Joyce Glasser reviews Apostasy (July 27, 2018) Cert. PG, 95 min.
The adaptation of Ian McEwan’s 2014 novel The Children Act, about a young Jehovah’s Witness struggling with his faith after a court-ordered blood transfusion, is out later this summer. Until then Manchester born Daniel Kokotajlo’s absorbing debut feature, Apostasy will more than tide you over with its powerful intensity.
Alex (Molly Wright) has just turned 18 and no court can tell her what is right. A devoted member of the Manchester branch of the Jehovah’s Witnesses, she regularly accompanies her fervent mother Ivanna (Siobhan Finneran) to pray at an unprepossessing Kingdom Hall at the edge of a motorway. In contrast to the white noise of cars taking off in all directions, Alex is living a static existence, devoting her life to the promise of a future paradise.
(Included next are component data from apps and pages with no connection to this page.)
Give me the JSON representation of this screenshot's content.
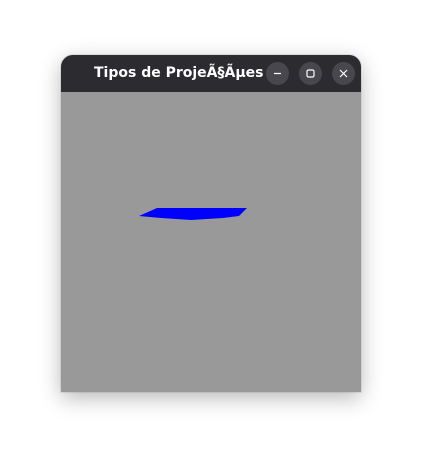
{
  "window": {
    "title": "Tipos de ProjeÃ§Ãµes",
    "buttons": {
      "minimize": "minimize-icon",
      "maximize": "maximize-icon",
      "close": "close-icon"
    }
  },
  "canvas": {
    "background": "#999999",
    "shape_color": "#0000ff"
  }
}
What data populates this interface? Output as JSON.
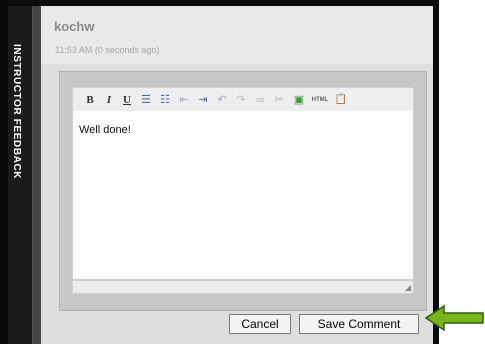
{
  "sidebar": {
    "tab_label": "INSTRUCTOR FEEDBACK"
  },
  "comment": {
    "author": "kochw",
    "timestamp": "11:53 AM (0 seconds ago)",
    "body": "Well done!"
  },
  "toolbar": {
    "items": [
      {
        "name": "bold",
        "glyph": "B"
      },
      {
        "name": "italic",
        "glyph": "I"
      },
      {
        "name": "underline",
        "glyph": "U"
      },
      {
        "name": "bullet-list",
        "glyph": "☰"
      },
      {
        "name": "numbered-list",
        "glyph": "☷"
      },
      {
        "name": "outdent",
        "glyph": "⇤"
      },
      {
        "name": "indent",
        "glyph": "⇥"
      },
      {
        "name": "undo",
        "glyph": "↶"
      },
      {
        "name": "redo",
        "glyph": "↷"
      },
      {
        "name": "link",
        "glyph": "∞"
      },
      {
        "name": "unlink",
        "glyph": "✂"
      },
      {
        "name": "image",
        "glyph": "▣"
      },
      {
        "name": "html",
        "glyph": "HTML"
      },
      {
        "name": "paste",
        "glyph": "📋"
      }
    ]
  },
  "buttons": {
    "cancel": "Cancel",
    "save": "Save Comment"
  },
  "colors": {
    "arrow": "#7ab51d",
    "arrow_border": "#2f5f0a"
  }
}
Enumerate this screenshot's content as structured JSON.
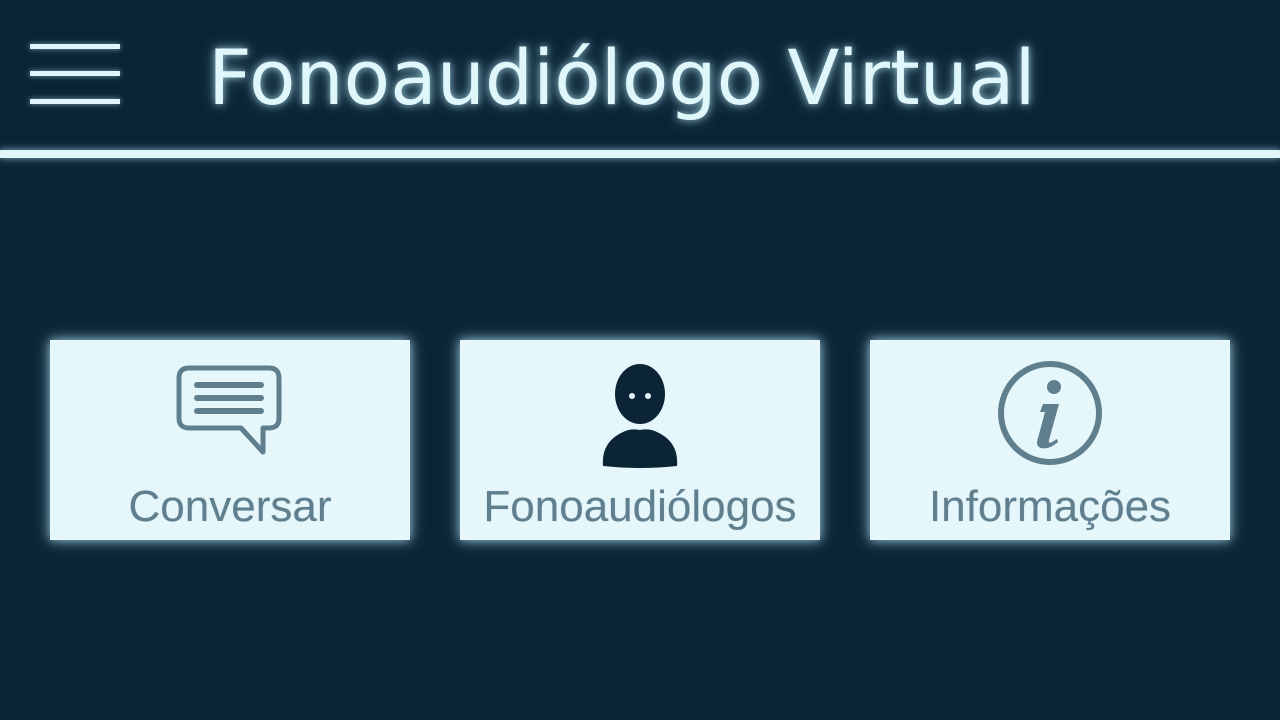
{
  "header": {
    "menu_icon": "hamburger-menu-icon",
    "title": "Fonoaudiólogo Virtual"
  },
  "tiles": [
    {
      "label": "Conversar",
      "icon": "chat-bubble-icon"
    },
    {
      "label": "Fonoaudiólogos",
      "icon": "person-icon"
    },
    {
      "label": "Informações",
      "icon": "info-icon"
    }
  ],
  "colors": {
    "background": "#0b2536",
    "accent": "#dff6fb",
    "tile_background": "#e6f7fb",
    "tile_icon": "#5f7f8e",
    "person_icon": "#0b2536"
  }
}
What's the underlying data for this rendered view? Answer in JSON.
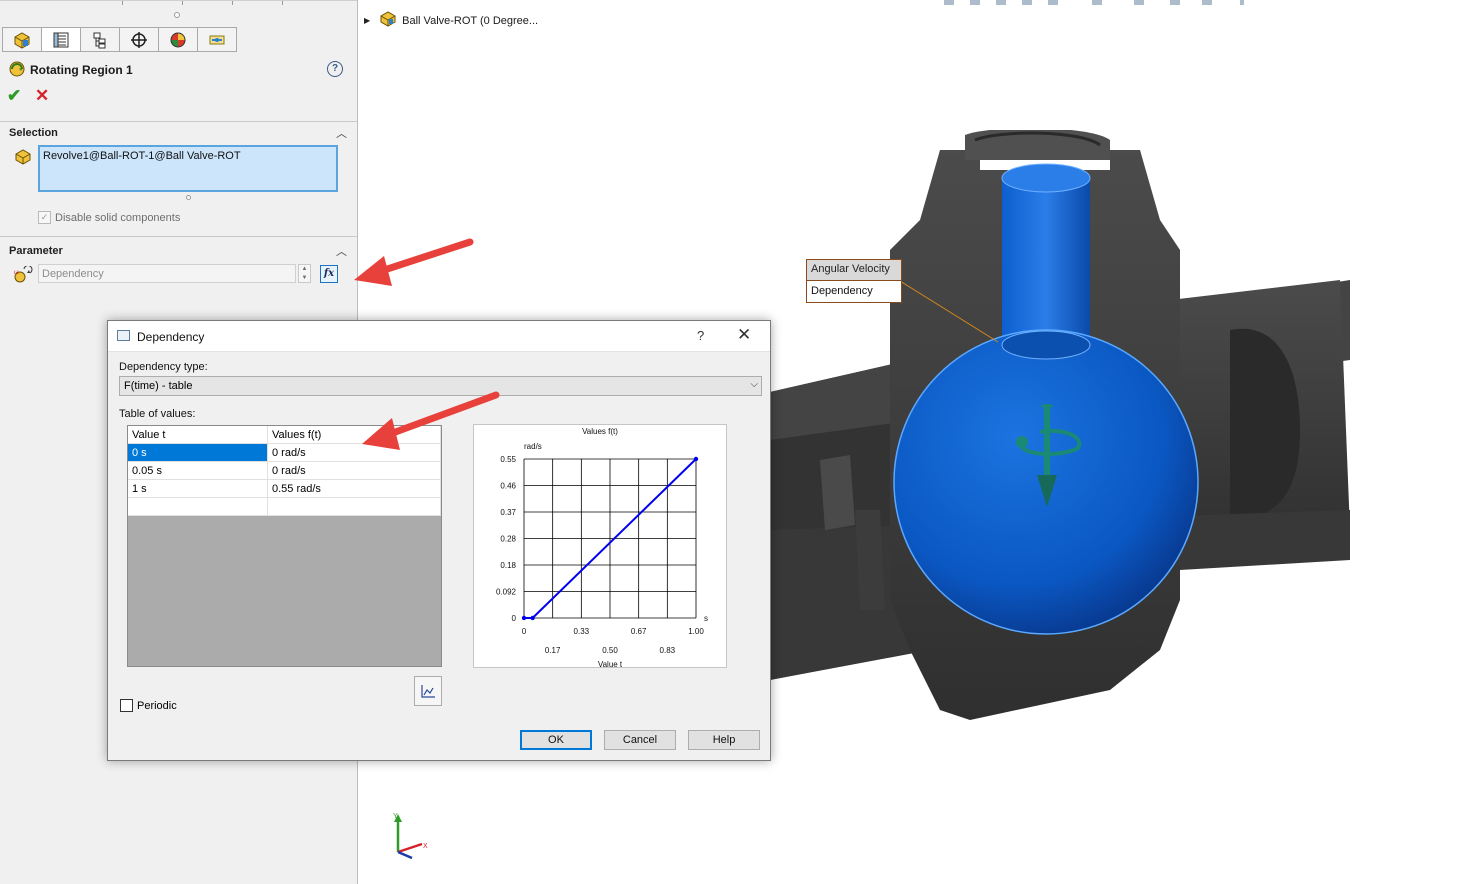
{
  "property_manager": {
    "title": "Rotating Region 1",
    "help_glyph": "?",
    "sections": {
      "selection": {
        "header": "Selection",
        "value": "Revolve1@Ball-ROT-1@Ball Valve-ROT",
        "checkbox_label": "Disable solid components",
        "checkbox_checked": true
      },
      "parameter": {
        "header": "Parameter",
        "input_value": "Dependency",
        "fx_label": "fx"
      }
    },
    "tabs": [
      "feature-manager-icon",
      "property-manager-icon",
      "configuration-manager-icon",
      "dimxpert-icon",
      "display-manager-icon",
      "flow-simulation-icon"
    ]
  },
  "tree": {
    "item_label": "Ball Valve-ROT  (0 Degree..."
  },
  "callout": {
    "title": "Angular Velocity",
    "value": "Dependency"
  },
  "dialog": {
    "title": "Dependency",
    "help_glyph": "?",
    "close_glyph": "✕",
    "dependency_type_label": "Dependency type:",
    "dependency_type_value": "F(time) - table",
    "table_label": "Table of values:",
    "columns": [
      "Value t",
      "Values f(t)"
    ],
    "rows": [
      [
        "0 s",
        "0 rad/s"
      ],
      [
        "0.05 s",
        "0 rad/s"
      ],
      [
        "1 s",
        "0.55 rad/s"
      ]
    ],
    "periodic_label": "Periodic",
    "periodic_checked": false,
    "buttons": {
      "ok": "OK",
      "cancel": "Cancel",
      "help": "Help"
    }
  },
  "chart_data": {
    "type": "line",
    "title": "Values f(t)",
    "xlabel": "Value t",
    "ylabel": "",
    "y_unit": "rad/s",
    "x_unit": "s",
    "x_ticks_upper": [
      "0",
      "0.33",
      "0.67",
      "1.00"
    ],
    "x_ticks_lower": [
      "0.17",
      "0.50",
      "0.83"
    ],
    "y_ticks": [
      "0.55",
      "0.46",
      "0.37",
      "0.28",
      "0.18",
      "0.092",
      "0"
    ],
    "xlim": [
      0,
      1
    ],
    "ylim": [
      0,
      0.55
    ],
    "grid": true,
    "series": [
      {
        "x": [
          0,
          0.05,
          1
        ],
        "y": [
          0,
          0,
          0.55
        ]
      }
    ],
    "line_color": "#0000ee"
  },
  "axis_triad": {
    "x": "X",
    "y": "Y"
  },
  "colors": {
    "accent": "#0078d7",
    "arrow_red": "#e8413b",
    "ball_blue": "#0a57c2",
    "body_dark": "#3a3a3a"
  }
}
In addition to praying and listening to the repetitive preaching from the Elders, Alex peddles the brand with her sister Luisa (Sacha Parkinson) along the unreceptive city streets. Despite her devotion, Alex is consumed with guilt for an act that she was helpless to prevent, but stains her like original sin. It emerges that Alex was born with chronic anaemia and was automatically given a forbidden blood transfusion in hospital. This is almost the equivalent of eating the forbidden apple only allowances were made for her lack of choice and her subsequent commitment to the Church doctrines. Now, the doctors are recommending another transfusion or Alex may die.
Alex was too young to choose the church 18 years ago, but now she chooses the promise of reunion with her family in heaven over the anathema of a life-saving blood transfusion. The two are mutually exclusive as blood is sacred and unique, and foreign blood is impure. Ivanna is proud of Alex, but torn when the Elders prohibit her from communicating with Luisa who breaks with the Church following Alex’s decision.
The worldlier Luisa has been drifting away from the Church even before her anger at her sister’s dilemma. She rebels openly, and emphatically, by taking art classes and dating a Muslim by whom she eventually becomes pregnant. Luisa realises she has to leave home, even if this means living in a depressing, cramped flat. Ivanna is naturally deeply troubled at this split which is duly noted by the prying Elders.
So when Steven (Robert Emms), the young, rising star of the Manchester Church, pursues Alex, Ivanna is relieved, as are the Elders. Alex is doing everything right, and even welcomes Steven’s mechanical advances. Steven’s early conversation is stilted and repressed, if friendly and encouraging, but he turns out to be a little control freak, a premature Elder whose dogmatic mindset and entire future are mapped out for us in his brutish dealings with Luisa.
An ex-Witness or lapsed Witness is ostracized and shunned by family and friends who remain in the religion, a practice similar to Scientology. When Luisa breaks off from attempts at rehabilitation after a split with her boyfriend, Ivanna’s anguish is palpable. She longs to care for her increasingly weak pregnant daughter and for her grandchild, but is forced to make a choice between her faith in some future kingdom of heaven or her daughter’s well-being in the here and now.
More than a film about the daughters, Apostasy is actually about their mother, whose faith is tested to breaking point. This would not work if all three performances were not equally balanced and pitch perfect, a tribute to the casting directors if not to Kokotajlo for relatively fresh (and primarily TV) faces into these demanding roles. It is as if he wants to challenge the audience with Ivanna’s moral dilemma or at least, to provide us with the substance of a debate over a strong drink after the film.
Kokotailo and cinematographer Adam Scarth (Daphne) envelop the audience in an oppressive claustrophobia, helped by their use of the Academy Ratio, the same aspect ratio that Gus Van Sant used to inject extra disorientation and tension in his re-enactment of the Columbine shooting in Elephant; and that Kelly Reichardt used in Meek’s Cutoff, to contrast the limited vision of the pioneers with the endless landscapes of the high desert of the Oregon Trail. Kokotajlo holds the camera close to the faces of his three female protagonists and never lets go until he has shaken the truth out of them, or tried. The limited, sickly colour palette seems to blend with the rainy, cold weather that dominates the external scenes.
The Elders might come across as cold, rigid and out-of-touch, but there is a passion and physicality in all of the performances that compel us to clinch our fists. By the time we arrive, shaken and stirred, at the end credits, the caption that the film is ‘Not endorsed by the Governing Body of Jehovah’s Witnesses,” seems like a belated touch of humour.
The sceptical British art house audience might seem an easy target for this harsh portrait of an unbending Church, but Kokotajlo was brought up a Jehovah’s Witness and creates a world too authentic to be written off as lunacy. The characters’ religious devotion is dramatised in a respectful manner and the portrayal of a community that dances to rock music, drinks alcohol and enjoys being pampered at the beauty salon confounds our stereotypes of repressed fanatics.
You can watch the film trailer here: